“The kingdom of God does not consist in talk but in power.” (1 Corinthians 4:20)
For me, the apostle Paul’s two letters to the Corinthians are among the most powerful books in the Bible. Paul addresses these letters to a group that is struggling with how to live their lives in the wake of Christ’s teachings. They are able to talk about their faith, but they weren’t able to really live it in their lives.
The verse talks about achieving “power,” but it isn’t worldly power in terms of having a substantial office or position. Instead it calls for individuals to move beyond mere talk. It calls us to walk the walk.
Writing 36 columns over the course of four years has taught me a great deal about the power of this verse.
This is best reflected in the way my attitude towards the column’s name — The Gray Area — has changed. Aside from being a convenient pun on my name, the title I chose freshman year also had a very distinct purpose — to communicate the muddled messages that I would be sharing.
Once, a friend told me that The Gray Area was ironic because my columns hardly ever dealt with middle-of-the-road opinions.
What had really changed was the how I thought of “the gray area.” I began to see value in expressing viewpoints that might not be popular.
However, as the apostle Paul noted, these columns have limited meaning. They are just talk. Real value lies in the ability to translate talk into effective action. Words in a column, book or a speech, for that matter, mean nothing without action to supplement them.
Time and time again in American political history, we see the importance of supplementing talk with action. During the 2000s in California, it was very clear that the state’s budgetary outlook was not sustainable and that major reforms were needed.
In 2005, the state legislature refused to deliver much-needed reforms, so the governor decided to call a series of statewide referendums for people to decide.
Three weeks before the election, most polls predicted that the reforms would pass. But something very odd happened in these last three weeks. At the last minute, people became scared to make responsible and tough choices. None of the referendums or ballot measures were passed.
As Joel Kotkin has noted in a recent Wall Street Journal interview, the dreams of upward mobility for the middle class in California have largely been destroyed by the state’s unsustainable tax burden and lack of job creation.

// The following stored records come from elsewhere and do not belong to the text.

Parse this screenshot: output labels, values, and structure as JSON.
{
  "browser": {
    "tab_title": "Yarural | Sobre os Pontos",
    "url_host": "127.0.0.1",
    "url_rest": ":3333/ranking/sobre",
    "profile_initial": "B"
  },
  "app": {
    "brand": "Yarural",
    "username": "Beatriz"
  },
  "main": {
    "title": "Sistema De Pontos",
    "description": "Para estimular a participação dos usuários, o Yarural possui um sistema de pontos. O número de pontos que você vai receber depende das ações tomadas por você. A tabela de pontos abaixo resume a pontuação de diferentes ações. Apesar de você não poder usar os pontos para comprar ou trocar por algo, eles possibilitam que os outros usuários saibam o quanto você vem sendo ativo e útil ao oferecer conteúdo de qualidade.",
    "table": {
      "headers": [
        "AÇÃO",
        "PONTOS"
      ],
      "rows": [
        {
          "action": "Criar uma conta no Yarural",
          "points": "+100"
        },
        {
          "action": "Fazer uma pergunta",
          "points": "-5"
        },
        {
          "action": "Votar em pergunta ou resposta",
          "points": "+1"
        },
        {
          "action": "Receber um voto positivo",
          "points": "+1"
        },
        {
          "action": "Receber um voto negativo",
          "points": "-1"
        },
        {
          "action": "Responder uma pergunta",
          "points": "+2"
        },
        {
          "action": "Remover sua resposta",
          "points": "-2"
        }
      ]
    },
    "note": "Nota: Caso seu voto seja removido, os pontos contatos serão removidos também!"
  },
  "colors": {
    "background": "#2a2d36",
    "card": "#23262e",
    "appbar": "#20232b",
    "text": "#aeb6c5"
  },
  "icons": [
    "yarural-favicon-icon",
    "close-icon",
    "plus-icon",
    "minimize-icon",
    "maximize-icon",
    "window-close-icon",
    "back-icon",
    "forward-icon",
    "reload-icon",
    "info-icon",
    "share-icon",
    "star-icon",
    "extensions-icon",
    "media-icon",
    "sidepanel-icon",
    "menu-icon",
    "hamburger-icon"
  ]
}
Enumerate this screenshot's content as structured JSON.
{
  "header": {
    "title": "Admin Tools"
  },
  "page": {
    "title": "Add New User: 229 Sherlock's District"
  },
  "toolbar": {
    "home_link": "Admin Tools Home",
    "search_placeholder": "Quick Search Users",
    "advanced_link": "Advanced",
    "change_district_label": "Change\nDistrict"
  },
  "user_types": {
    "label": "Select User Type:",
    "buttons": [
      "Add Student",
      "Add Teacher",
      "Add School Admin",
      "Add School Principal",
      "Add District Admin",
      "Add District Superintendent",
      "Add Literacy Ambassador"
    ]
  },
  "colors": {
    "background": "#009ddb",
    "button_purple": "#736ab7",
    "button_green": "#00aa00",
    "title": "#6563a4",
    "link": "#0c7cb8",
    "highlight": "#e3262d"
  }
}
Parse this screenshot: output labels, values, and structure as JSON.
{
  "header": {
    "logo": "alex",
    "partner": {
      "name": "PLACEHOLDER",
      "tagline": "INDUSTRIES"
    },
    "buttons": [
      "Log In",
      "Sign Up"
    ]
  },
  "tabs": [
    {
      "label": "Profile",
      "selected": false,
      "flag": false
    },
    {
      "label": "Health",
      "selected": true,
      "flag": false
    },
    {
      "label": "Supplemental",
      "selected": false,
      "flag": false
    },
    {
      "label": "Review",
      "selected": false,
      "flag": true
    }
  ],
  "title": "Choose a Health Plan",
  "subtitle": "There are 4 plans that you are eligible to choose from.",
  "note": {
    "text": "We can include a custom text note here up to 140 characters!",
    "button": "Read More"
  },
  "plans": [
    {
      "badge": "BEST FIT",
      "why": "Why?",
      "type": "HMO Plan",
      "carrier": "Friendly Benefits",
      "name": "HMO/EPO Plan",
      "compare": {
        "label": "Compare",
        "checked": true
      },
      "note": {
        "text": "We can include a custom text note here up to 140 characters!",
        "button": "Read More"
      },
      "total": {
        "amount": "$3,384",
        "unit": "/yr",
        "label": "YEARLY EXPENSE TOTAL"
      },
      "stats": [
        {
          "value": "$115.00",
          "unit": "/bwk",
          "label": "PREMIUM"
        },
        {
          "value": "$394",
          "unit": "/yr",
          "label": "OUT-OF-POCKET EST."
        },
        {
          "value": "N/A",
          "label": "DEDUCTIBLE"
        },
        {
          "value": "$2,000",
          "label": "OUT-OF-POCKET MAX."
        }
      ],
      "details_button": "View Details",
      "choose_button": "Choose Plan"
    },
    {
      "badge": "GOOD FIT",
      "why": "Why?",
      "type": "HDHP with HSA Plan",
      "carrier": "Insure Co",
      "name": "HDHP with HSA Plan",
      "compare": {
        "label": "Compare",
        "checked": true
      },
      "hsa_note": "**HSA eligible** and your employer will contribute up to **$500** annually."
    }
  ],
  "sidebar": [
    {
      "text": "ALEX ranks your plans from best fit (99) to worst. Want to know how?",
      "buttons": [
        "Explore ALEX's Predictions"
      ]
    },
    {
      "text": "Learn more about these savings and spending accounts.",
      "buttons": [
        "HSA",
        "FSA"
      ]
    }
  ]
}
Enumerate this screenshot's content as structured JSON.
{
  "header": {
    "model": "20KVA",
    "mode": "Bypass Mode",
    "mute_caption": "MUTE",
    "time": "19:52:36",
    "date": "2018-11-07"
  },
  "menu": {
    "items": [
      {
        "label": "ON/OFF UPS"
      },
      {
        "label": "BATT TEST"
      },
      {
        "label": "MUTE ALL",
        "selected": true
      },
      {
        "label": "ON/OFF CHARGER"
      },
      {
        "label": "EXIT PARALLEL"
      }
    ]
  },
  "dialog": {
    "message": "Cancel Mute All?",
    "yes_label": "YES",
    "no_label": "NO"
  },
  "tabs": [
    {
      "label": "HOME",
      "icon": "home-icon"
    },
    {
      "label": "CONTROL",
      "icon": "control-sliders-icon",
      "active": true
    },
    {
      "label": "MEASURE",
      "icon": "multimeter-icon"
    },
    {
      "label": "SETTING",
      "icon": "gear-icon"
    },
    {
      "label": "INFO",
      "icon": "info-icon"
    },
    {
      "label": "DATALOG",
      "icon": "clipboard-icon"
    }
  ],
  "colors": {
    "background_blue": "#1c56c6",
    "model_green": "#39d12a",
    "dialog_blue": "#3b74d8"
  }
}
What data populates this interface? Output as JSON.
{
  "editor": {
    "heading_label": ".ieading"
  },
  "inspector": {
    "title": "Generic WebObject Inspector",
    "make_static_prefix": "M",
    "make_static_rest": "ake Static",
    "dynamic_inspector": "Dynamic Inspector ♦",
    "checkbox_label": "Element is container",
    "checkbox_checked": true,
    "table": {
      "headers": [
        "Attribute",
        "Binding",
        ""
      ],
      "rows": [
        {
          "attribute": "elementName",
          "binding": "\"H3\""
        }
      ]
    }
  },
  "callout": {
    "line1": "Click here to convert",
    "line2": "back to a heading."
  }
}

A similar phenomenon has occurred in Greece, Spain, Ireland, Portugal and Italy. Unsustainable fiscal spending has not been adjusted to meet modern demands. As a result, these countries have become bankrupt.
The United States’ federal government is on a similar path. While the dollar’s status as a reserve currency has bought this country more time to solve its fiscal problems, we’ve got to wake up and smell the coffee. The reforms need to begin soon.
A few individuals, like Paul Ryan of Wisconsin, are delivering real proposals and solutions to the nation’s fiscal problems but most are simply talking about them on the margins.
When folks move beyond talk and toward action, they often enter the loneliest of places — a real gray area. But, as the apostle Paul shows, this is a position of real power where one can lead by example.
This kind of power can never be achieved simply through transmitting words through a newspaper or merely talking. It requires meaningful action over the course of a lifetime.
Charles Gray is a College and Wharton senior. He has appeared in The Daily Pennsylvanian for the last four years with the column named The Gray Area. After graduation, he will most likely be moving home to Casper, Wyoming, to temporarily become General Manager of Mt. Rushmore Broadcasting Inc., after which he intends to study at Oxford University. His email address is email@example.com